#### [WORK REQUIRED]
Filter the entries below, keeping only lines with "JSON".

#### [DATA IN THIS EXERCISE]
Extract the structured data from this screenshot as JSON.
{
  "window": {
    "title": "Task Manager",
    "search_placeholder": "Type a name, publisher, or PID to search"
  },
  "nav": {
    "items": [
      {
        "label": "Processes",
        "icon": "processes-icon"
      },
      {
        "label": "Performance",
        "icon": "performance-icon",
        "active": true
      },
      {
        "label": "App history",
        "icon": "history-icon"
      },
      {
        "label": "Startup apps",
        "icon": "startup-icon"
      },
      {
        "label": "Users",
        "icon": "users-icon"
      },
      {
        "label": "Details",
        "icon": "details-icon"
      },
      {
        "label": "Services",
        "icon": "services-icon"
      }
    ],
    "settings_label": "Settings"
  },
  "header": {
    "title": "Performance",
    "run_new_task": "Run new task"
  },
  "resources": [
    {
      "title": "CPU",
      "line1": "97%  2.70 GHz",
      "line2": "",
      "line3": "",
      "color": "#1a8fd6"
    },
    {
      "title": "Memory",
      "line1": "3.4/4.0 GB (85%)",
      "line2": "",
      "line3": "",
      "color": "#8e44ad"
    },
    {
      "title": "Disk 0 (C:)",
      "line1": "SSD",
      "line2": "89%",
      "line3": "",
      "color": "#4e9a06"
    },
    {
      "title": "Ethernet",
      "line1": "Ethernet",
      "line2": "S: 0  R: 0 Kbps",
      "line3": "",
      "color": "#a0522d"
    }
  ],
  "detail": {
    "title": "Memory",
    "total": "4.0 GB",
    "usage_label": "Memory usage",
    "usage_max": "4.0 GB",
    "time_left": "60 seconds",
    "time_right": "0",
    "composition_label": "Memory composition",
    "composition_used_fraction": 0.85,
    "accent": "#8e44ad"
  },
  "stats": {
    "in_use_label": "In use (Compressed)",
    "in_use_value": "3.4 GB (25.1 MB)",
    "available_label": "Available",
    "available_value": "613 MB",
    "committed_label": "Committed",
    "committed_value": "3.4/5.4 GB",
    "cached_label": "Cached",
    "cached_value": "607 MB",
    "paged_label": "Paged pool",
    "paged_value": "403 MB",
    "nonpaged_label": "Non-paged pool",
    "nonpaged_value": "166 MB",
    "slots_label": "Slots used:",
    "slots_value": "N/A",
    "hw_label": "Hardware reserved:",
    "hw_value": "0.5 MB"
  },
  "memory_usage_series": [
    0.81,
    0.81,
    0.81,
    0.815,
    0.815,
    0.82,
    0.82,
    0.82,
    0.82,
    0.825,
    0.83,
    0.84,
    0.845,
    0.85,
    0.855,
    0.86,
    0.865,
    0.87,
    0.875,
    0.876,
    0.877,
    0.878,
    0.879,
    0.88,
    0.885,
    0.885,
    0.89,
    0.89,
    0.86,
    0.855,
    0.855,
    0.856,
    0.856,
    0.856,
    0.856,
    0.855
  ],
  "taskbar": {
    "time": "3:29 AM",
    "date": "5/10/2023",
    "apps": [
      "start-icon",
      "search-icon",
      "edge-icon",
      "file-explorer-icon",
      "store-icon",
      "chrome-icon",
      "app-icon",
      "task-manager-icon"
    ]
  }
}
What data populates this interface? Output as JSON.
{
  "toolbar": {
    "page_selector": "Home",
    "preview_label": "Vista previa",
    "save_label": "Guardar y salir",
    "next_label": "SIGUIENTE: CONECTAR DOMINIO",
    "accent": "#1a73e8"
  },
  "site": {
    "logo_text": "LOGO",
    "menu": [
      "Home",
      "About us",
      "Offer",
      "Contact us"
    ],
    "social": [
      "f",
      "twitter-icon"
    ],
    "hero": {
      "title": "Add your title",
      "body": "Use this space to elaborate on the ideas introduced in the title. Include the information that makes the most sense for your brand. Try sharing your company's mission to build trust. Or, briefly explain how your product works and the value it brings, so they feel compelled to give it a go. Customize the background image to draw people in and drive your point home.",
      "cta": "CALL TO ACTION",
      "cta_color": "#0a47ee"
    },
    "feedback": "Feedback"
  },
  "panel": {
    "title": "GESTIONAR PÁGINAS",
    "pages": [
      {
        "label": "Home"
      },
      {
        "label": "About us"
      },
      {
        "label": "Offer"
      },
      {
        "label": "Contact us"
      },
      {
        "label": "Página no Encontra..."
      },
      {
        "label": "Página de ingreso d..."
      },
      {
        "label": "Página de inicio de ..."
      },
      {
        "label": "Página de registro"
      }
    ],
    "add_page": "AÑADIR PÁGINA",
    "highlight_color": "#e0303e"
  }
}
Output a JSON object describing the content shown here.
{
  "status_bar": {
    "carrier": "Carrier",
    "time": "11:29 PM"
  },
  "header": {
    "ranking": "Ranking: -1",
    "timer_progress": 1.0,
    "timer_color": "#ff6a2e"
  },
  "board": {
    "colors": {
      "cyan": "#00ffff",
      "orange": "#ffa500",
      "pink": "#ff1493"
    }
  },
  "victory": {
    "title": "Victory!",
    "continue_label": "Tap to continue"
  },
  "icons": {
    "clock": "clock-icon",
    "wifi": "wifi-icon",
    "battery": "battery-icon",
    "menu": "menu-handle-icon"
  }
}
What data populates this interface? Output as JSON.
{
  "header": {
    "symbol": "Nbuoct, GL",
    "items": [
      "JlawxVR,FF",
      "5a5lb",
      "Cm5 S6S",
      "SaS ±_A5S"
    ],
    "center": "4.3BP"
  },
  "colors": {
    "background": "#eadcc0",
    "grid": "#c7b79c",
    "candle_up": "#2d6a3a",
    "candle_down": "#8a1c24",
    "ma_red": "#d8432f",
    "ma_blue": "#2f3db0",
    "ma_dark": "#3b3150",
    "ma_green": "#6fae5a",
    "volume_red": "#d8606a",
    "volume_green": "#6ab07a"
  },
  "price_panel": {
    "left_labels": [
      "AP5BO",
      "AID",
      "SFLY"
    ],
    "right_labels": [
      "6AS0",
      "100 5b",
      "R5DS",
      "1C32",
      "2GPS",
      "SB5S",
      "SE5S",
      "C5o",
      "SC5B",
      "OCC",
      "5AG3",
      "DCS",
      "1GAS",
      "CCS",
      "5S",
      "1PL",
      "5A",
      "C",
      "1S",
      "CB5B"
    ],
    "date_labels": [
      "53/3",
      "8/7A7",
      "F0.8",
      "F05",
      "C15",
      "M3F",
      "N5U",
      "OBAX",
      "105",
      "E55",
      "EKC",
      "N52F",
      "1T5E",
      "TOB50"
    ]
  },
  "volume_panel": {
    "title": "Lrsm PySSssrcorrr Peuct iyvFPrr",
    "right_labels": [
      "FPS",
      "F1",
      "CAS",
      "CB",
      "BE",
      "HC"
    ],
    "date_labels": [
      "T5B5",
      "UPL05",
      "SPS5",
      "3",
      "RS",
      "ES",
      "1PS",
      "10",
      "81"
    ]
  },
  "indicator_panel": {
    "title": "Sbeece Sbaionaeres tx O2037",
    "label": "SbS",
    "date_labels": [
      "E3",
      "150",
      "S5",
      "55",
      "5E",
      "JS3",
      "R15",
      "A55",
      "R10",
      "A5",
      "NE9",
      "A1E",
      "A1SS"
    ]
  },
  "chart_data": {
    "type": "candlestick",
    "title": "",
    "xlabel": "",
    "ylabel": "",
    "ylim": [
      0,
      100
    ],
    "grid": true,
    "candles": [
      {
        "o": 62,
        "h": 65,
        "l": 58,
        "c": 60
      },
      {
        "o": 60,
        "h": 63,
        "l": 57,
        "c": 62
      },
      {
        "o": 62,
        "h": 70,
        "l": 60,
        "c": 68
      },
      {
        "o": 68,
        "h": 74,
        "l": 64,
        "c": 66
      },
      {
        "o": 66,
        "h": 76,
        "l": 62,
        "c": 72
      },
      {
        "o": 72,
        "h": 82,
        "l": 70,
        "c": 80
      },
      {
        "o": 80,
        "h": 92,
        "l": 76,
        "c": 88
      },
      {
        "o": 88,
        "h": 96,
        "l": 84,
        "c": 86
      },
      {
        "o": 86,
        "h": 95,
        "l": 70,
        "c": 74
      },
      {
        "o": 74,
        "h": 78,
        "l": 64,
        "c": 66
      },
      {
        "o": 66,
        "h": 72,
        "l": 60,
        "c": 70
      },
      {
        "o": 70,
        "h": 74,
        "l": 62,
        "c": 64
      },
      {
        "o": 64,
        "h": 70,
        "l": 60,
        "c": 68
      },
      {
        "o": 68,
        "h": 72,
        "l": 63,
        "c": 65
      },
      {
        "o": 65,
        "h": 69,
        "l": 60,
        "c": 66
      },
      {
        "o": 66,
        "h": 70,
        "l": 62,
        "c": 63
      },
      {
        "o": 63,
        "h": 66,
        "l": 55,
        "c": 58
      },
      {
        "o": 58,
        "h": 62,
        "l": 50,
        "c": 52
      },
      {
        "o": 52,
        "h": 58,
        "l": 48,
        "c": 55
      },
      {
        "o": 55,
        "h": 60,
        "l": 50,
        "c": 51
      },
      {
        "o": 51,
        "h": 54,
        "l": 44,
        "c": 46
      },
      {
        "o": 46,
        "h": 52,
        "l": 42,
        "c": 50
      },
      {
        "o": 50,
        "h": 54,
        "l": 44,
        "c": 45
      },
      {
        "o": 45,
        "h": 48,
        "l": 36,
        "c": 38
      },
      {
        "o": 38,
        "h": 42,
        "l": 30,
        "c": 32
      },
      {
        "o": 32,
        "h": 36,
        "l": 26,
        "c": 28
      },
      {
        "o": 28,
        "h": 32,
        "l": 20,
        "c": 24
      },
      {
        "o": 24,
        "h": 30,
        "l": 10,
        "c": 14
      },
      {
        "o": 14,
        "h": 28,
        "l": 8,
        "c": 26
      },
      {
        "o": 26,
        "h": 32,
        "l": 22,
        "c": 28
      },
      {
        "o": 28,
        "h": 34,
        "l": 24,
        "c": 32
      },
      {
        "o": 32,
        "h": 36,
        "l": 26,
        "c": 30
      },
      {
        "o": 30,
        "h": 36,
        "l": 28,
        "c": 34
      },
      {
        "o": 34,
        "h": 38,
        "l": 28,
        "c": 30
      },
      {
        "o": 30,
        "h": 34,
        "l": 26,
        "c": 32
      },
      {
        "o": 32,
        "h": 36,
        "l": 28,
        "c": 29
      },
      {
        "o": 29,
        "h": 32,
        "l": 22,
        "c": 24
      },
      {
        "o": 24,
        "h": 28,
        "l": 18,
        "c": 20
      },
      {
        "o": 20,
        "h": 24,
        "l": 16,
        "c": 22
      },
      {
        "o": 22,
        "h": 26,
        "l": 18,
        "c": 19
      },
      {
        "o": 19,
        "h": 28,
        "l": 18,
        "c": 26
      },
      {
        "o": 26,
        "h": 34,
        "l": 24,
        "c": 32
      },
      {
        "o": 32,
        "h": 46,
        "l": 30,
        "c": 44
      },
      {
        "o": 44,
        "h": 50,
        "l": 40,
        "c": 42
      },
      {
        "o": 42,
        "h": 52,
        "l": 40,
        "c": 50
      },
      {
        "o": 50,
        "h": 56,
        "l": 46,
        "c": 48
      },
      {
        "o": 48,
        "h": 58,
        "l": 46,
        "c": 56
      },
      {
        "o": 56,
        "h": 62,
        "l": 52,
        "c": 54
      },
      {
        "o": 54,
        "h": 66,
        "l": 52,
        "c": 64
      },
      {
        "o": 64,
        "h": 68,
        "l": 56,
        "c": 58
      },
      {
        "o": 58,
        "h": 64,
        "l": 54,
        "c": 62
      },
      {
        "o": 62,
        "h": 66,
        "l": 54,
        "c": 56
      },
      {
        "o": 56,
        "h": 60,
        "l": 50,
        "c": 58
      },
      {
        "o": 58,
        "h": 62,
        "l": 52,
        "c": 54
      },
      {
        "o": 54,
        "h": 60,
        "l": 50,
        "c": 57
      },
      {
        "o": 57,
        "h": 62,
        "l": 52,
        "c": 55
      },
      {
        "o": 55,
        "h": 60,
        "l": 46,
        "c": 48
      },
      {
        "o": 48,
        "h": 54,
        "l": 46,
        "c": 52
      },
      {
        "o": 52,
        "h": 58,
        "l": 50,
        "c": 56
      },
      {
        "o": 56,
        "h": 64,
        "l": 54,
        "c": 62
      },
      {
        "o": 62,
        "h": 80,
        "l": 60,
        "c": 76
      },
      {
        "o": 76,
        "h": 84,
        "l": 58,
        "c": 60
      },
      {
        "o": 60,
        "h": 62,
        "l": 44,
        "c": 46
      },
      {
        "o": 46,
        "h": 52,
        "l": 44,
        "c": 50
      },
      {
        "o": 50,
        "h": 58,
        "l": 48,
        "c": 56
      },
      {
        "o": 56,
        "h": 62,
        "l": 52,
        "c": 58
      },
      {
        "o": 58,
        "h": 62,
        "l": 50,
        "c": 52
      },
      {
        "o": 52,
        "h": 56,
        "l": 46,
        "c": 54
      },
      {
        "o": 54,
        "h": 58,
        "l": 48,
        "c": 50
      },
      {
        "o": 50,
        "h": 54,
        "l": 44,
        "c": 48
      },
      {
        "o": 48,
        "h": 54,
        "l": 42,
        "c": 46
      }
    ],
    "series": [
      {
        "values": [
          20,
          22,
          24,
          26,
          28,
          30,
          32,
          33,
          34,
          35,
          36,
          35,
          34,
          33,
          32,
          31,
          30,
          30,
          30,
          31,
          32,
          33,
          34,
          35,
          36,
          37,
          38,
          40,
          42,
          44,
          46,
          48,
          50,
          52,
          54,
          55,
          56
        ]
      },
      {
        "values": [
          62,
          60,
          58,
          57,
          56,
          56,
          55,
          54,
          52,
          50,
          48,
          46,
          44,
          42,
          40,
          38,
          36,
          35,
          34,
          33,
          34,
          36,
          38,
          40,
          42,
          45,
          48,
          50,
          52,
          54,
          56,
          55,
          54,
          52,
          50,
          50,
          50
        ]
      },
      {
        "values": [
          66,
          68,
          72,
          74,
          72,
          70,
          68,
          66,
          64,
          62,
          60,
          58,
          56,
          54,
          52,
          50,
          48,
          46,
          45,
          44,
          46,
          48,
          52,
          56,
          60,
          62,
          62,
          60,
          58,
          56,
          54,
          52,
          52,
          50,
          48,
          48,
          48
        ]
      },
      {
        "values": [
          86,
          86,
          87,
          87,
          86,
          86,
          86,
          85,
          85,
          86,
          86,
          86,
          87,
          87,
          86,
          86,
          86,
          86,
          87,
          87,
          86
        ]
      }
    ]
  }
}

#### [ANSWER TO THIS EXERCISE]
Extract the structured data from this screenshot as JSON.
What data populates this interface? Output as JSON.
Output a JSON object describing the content shown here.
What data populates this interface? Output as JSON.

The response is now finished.